I don't exactly think it has to be more formal, but just that: (a) it 
needs to mention interpretations, because that concept is so central to 
the formal semantics; and (b) the statement about the conditions under 
which a graph is true *needs* to be scoped to an interpretation to make 
any sense at all.  If one talks about a graph being true, without 
mentioning an interpretation, IMO the most sensible way to understand 
such a statement is to take it as meaning that the graph is 
*satisfiable*: that there *exists* an interpretation under which the 
graph is true, and hence we can take the graph as being true. 
(Conversely, if the graph is not satisfiable then we cannot take it as 
being true.)  OTOH, such a statement could be taken to mean that the 
graph is true **in some unspecified interpretation**.  But that would be 
a very bad way to write, because the interpretation under which the 
graph is true would be an implicit unbound variable, which as we all 
know is a big no-no.  Instead, the problem can be easily solved by 
adding "under a given interpretation" to the sentence.  (Of course, the 
notion of an interpretation should first be explained.  But that is a 
different omission that should be addressed anyway.)

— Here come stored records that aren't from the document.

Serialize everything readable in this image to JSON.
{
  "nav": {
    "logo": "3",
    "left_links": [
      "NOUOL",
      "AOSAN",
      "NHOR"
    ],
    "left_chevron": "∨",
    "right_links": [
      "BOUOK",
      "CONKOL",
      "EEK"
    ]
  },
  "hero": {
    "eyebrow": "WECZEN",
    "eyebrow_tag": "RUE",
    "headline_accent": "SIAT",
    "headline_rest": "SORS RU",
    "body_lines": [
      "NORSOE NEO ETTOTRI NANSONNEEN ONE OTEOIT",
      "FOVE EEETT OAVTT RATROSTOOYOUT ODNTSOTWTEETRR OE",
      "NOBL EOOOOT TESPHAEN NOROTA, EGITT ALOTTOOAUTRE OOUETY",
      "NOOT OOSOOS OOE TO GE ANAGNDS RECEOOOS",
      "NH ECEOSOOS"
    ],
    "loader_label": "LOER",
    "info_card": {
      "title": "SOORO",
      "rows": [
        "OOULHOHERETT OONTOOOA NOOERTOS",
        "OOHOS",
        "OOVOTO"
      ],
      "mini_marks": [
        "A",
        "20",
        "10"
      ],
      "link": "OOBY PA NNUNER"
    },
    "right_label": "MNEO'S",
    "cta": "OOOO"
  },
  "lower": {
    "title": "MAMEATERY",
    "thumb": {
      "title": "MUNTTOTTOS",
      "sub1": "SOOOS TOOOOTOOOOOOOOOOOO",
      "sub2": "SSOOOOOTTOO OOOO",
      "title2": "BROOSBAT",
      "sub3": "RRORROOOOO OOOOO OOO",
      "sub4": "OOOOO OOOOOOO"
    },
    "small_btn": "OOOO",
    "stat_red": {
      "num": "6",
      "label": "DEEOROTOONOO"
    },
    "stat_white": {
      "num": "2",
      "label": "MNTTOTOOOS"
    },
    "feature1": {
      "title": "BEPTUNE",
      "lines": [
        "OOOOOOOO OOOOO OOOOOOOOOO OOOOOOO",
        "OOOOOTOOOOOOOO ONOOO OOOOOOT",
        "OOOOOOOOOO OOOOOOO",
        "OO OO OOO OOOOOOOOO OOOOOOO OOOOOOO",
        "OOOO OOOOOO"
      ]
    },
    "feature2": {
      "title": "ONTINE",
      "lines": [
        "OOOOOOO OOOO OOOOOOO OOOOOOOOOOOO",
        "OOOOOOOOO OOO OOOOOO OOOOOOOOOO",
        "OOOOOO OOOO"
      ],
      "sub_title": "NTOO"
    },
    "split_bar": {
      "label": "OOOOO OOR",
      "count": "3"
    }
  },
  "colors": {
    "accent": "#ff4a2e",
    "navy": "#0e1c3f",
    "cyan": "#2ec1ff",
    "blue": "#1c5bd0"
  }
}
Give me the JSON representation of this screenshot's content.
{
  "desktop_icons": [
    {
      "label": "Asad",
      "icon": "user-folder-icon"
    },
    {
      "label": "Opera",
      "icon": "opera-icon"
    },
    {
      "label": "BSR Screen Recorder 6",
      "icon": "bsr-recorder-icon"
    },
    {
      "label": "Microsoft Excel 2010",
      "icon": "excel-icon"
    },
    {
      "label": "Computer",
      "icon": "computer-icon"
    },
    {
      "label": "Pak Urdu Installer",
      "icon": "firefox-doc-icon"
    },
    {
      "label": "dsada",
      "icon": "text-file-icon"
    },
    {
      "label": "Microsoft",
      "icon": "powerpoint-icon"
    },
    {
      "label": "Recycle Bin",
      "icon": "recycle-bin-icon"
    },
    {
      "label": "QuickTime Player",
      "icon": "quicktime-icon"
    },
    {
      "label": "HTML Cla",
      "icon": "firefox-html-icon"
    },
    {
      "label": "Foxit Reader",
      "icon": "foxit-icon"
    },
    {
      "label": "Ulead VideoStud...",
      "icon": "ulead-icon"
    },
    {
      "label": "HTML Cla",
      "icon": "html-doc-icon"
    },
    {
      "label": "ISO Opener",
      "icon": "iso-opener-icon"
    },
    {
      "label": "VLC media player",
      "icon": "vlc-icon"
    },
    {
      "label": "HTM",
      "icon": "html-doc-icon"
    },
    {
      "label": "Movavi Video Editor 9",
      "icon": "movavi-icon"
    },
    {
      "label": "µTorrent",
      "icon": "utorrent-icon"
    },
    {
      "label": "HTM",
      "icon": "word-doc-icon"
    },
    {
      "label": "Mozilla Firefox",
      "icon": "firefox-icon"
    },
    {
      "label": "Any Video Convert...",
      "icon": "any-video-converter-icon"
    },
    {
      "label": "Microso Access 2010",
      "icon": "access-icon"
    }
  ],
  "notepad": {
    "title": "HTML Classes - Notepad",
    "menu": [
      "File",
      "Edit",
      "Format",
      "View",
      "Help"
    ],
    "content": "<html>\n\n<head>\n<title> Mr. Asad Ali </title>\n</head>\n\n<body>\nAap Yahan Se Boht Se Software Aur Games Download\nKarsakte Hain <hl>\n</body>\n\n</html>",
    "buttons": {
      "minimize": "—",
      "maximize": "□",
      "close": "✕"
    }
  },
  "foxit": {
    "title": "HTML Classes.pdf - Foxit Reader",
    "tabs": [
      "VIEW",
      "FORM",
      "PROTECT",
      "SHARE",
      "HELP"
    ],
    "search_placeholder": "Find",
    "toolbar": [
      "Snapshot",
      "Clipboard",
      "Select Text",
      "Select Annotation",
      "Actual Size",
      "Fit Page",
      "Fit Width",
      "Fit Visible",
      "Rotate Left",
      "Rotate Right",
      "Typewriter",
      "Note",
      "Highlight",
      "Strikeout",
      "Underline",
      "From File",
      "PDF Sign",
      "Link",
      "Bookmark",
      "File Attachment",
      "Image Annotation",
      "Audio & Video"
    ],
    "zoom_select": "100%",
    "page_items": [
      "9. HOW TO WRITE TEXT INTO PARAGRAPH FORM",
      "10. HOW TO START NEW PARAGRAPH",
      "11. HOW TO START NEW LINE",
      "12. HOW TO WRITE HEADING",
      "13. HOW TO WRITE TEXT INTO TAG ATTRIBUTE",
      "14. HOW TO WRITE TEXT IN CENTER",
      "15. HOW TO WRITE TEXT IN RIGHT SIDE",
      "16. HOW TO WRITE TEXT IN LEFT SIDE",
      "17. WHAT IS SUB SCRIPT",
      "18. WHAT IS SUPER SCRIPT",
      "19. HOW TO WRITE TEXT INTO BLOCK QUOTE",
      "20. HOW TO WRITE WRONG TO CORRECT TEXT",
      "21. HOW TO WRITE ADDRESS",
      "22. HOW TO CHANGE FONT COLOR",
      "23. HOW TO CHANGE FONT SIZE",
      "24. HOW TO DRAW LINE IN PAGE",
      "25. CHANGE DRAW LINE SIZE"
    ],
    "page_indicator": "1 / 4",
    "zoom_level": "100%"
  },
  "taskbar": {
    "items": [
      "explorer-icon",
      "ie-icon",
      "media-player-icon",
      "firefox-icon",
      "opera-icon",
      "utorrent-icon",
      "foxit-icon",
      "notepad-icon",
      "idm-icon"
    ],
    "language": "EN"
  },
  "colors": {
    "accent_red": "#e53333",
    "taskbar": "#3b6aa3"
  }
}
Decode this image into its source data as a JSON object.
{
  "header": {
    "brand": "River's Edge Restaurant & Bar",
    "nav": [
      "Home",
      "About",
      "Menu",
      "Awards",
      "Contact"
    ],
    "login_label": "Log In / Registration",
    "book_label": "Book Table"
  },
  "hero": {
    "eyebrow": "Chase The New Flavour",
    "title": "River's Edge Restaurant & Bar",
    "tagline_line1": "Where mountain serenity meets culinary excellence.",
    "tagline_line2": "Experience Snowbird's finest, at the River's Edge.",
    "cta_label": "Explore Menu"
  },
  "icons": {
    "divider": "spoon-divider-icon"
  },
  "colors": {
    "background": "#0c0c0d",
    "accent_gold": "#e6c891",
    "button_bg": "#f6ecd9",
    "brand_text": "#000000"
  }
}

And regarding this:
I know, from extensive off-line email discussions with David, that he 
does not properly understand the intuitive foundations of semantics in 
any case, so I am not inclined to accept his rather condescending advice.
(Wow, you're calling *me* condescending, after repeatedly telling me to 
"go read a book"???)  That's both: (a) quite a projection; and (b) 
*really* unfair and unhelpful.  Fortunately I'm thick skinned and I have 
a good sense of humor.  :)


-------- Original Message --------
Subject: Re: RDF Semantics - Intuitive summary needs to be scoped to 
interpretations (ISSUE-149)
Date: Wed, 09 Oct 2013 15:06:19 -0700
From: Peter F. Patel-Schneider <pfpschneider@gmail.com>
To: David Booth <david@dbooth.org>
CC: public-rdf-comments <public-rdf-comments@w3.org>

Greetings David:

This is an official RDF working group response to your message
on Section 5.2, Intuitive Summary, of the RDF 1.1 Semantics document.
The Working Group thanks you for your concerns on this aspect of the RDF
recommendations, which have been tracked as ISSUE-149.

Section 5.2 is an informative section and was only put in as an short,
easier-to-understand gloss of some of the the preceeding more-formal
section.  Both your comment and the ensuing discussion have made it clear
that the section is not achieving its purpose.  As there appears to be no
consensus on what changes, if any, should be made to the section, it is the
intent of the working group to just remove the entire section.

Could you please respond to public-rdf-comments@w3.org as to whether
removing this non-normative, non-formal section would satisfactorily address
your concern?  If you are satisfied, then the section will be removed from
the document.

Peter F. Patel-Schneider
for the W3C RDF WG

On 10/01/2013 10:15 PM, David Booth wrote:
> https://dvcs.w3.org/hg/rdf/raw-file/default/rdf-mt/index.html
> Section 5.2 Intuitive summary needs to be scoped to a particular
> interpretation or set of interpretations.  At present the interpretations
> are implicit, and this is misleading because it suggests that the notion of
> a graph being true is somehow independent of an interpretation, whereas in
> fact the truth of a graph critically depends on the interpretations that are
> chosen.
> I suggest rewording the first sentence of this section from: "An RDF graph
> is true exactly when: . . . " to: "An RDF graph is true exactly when there
> exists an interpretation such
> that: . . . "
> Also, the verb "interpret" is being used in this clause: "2. there is some
> way to interpret all the blank nodes in the graph as referring to things,",
> but that causes confusion with the notion of an interpretation (which is a
> function).  It would be better to use a different verb at this point.
> Also point 4 mentions "these interpretations", but it isn't clear what
> interpretations are meant.  Perhaps it means the results of the verb
> "interpret" in item 2?  In which case, a different word should be used here
> also.
> Thanks,
> David
Received on Thursday, 10 October 2013 03:17:07 UTC

This archive was generated by hypermail 2.4.0 : Friday, 17 January 2020 22:34:52 UTC